I have a feeling this album was approved for production based on the cover design alone, but it’s an amusing listen, too—in 1966, Happy Time Records (motto: “Hi-Fi for Small Fry”) released Kiddie Au Go-Go, an LP’s worth of “Nursery rhymes with the teen dance beat of today!”, boasting textbook greeting-card psych bubble lettering and a fabulous photo of a little girl in Mondrianesque mod-wear and a toddler boy dressed like his mom thought it’d be “darling” to send him out on Halloween as Quentin Crisp.
The U.S. Happy Time release, 1966
The UK Allegro Records version, also 1966
No damn clue whatsoever, International Award Series Records. This image comes from the Way Out Junk blog, which offers this commentary: “For kids in the sixties that wanted to be cool and parents who wanted to keep them tied to the children’s classics, here’s an album that probably didn’t make either group happy!”
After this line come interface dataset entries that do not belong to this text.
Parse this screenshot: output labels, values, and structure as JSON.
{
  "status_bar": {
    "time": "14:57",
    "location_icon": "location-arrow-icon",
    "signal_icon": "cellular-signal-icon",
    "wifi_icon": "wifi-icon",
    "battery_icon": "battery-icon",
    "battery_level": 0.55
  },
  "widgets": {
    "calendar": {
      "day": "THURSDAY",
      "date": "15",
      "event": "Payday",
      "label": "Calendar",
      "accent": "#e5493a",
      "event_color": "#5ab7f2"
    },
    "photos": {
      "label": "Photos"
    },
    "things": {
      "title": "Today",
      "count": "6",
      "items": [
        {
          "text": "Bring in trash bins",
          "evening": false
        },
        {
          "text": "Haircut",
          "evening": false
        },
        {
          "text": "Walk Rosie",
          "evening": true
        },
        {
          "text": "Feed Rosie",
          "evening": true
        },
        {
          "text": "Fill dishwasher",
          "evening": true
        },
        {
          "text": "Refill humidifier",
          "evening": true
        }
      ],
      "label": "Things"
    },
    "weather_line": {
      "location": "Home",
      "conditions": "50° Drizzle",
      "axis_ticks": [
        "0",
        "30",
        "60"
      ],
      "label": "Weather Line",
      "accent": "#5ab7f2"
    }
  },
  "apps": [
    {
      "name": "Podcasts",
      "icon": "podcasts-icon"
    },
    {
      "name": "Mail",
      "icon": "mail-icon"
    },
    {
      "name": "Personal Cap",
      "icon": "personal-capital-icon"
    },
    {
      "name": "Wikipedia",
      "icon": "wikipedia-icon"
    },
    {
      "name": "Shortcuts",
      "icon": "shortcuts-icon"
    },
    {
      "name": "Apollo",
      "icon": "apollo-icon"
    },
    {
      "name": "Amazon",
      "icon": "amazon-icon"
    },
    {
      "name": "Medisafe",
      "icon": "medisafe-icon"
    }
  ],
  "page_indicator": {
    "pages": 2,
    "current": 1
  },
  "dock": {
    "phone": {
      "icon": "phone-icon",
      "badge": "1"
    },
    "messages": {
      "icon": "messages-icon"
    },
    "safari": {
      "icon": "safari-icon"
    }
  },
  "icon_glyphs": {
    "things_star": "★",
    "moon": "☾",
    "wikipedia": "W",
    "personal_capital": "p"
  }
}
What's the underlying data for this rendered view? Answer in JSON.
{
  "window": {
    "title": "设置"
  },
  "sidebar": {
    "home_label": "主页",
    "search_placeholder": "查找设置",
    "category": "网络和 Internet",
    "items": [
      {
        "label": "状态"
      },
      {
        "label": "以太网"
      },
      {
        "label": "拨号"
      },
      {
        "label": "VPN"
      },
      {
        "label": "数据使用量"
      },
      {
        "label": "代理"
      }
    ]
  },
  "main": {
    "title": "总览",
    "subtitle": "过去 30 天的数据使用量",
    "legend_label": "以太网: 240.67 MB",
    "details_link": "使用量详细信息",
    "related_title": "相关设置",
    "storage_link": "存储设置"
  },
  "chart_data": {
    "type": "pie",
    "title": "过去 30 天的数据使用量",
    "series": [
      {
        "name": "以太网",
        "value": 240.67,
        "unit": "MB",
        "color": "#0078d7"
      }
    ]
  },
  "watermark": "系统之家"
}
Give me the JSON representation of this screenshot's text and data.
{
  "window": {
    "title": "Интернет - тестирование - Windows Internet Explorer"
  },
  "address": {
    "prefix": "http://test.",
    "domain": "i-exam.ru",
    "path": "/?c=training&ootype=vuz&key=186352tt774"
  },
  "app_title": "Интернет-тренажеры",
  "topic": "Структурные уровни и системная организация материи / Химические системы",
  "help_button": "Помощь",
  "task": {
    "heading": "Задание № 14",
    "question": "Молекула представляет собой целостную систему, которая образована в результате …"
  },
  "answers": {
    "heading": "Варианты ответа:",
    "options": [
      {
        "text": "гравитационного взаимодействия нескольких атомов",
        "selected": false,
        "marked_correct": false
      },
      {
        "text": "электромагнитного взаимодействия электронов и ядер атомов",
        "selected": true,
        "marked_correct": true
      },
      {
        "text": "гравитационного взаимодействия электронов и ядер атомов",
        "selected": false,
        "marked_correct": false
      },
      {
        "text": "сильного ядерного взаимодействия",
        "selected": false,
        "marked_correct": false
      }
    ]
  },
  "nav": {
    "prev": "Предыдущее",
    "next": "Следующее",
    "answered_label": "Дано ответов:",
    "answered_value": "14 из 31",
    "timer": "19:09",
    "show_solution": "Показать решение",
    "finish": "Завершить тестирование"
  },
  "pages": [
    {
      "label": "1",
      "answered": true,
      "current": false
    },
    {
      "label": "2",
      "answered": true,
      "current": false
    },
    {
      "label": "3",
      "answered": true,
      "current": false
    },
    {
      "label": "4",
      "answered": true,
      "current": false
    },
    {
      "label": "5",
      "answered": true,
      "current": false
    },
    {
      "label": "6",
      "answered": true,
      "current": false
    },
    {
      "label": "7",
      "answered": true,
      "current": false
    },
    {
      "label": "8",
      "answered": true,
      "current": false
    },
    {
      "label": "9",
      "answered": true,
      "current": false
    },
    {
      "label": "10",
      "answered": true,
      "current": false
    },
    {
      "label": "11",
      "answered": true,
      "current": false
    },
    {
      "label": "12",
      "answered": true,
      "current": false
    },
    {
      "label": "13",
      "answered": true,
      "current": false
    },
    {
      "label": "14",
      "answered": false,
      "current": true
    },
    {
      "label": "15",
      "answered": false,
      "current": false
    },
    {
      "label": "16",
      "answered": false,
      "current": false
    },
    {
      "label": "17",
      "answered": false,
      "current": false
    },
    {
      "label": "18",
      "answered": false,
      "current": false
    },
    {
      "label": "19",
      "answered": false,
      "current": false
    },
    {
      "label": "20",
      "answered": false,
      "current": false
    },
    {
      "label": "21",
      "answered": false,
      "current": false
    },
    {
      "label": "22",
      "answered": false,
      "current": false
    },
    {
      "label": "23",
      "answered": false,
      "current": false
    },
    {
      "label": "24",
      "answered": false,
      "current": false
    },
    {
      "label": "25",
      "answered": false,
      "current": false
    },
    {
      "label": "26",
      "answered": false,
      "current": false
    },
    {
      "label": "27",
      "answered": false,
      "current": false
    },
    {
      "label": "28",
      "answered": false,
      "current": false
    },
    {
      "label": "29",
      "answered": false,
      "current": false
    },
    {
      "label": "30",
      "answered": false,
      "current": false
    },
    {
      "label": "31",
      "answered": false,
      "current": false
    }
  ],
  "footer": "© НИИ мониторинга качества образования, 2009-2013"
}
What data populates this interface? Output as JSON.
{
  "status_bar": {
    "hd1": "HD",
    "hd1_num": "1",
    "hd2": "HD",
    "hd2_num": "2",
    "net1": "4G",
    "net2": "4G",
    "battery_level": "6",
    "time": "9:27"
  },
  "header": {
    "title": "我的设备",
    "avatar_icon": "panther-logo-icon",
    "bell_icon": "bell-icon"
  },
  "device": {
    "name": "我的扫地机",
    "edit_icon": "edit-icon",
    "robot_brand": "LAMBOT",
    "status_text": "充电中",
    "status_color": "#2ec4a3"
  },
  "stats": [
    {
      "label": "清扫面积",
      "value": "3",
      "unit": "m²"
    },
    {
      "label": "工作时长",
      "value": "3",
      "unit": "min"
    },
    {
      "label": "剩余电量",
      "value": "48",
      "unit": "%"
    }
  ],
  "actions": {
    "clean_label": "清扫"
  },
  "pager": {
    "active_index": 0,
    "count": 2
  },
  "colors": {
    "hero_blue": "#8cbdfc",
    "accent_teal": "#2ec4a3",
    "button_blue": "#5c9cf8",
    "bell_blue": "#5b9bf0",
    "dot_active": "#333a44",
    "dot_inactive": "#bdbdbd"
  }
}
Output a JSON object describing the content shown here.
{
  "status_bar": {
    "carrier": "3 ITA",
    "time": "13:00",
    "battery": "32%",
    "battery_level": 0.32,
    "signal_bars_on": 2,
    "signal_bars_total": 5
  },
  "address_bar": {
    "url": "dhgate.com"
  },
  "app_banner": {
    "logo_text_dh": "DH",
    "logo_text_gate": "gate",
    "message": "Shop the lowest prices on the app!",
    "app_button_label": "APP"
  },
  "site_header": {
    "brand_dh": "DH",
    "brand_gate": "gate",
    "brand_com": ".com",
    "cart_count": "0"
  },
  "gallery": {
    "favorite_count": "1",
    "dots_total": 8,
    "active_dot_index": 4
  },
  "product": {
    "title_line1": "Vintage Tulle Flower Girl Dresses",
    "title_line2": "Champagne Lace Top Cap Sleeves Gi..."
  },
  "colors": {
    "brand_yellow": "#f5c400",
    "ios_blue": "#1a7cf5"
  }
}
”33 1/3 RPM UNBREAKABLE.” This is my own copy, so we won’t be testing that claim.
As advertised, the album features nursery rhymes (some of them more like children’s folk songs, but that’s probably a petty quibble) set to music associated with the Frug, the Jerk, the Watusi, the Monkey… which is to say that they all sound pretty much like teenage garage bands playing “Twist and Shout” to me. Notably, Happy Time was a subsidiary of Pickwick Records, which really good weirdos will recognize as the label that gave Lou Reed a day job as a session guitarist and songwriter before the Velvet Underground made him notorious. The 1966 release date makes it entirely possible that this was in production during Reed’s two-year tenure at the label, but oh, dear reader, I hunted high and low for any evidence—even the merest suggestion—that Reed might have played on this album, but a lengthy rabbit-hole dive that ate up too much of a nice afternoon turned up zilch. The LP label itself names the band as “The Mod Moppets,” but no session information is forthcoming anywhere, and Discogs lists this as the only release by the anonymous “band.”
Someone really ought to steal that band name.
Previously on Dangerous Minds:
Astonishing found footage of kids dancing to the Velvet Underground in 1956!
Lovecraft For Kids: The Adventures of Lil’ Cthulhu
When Devo met Disney: Kids singing about sexual frustration, what could possibly go wrong?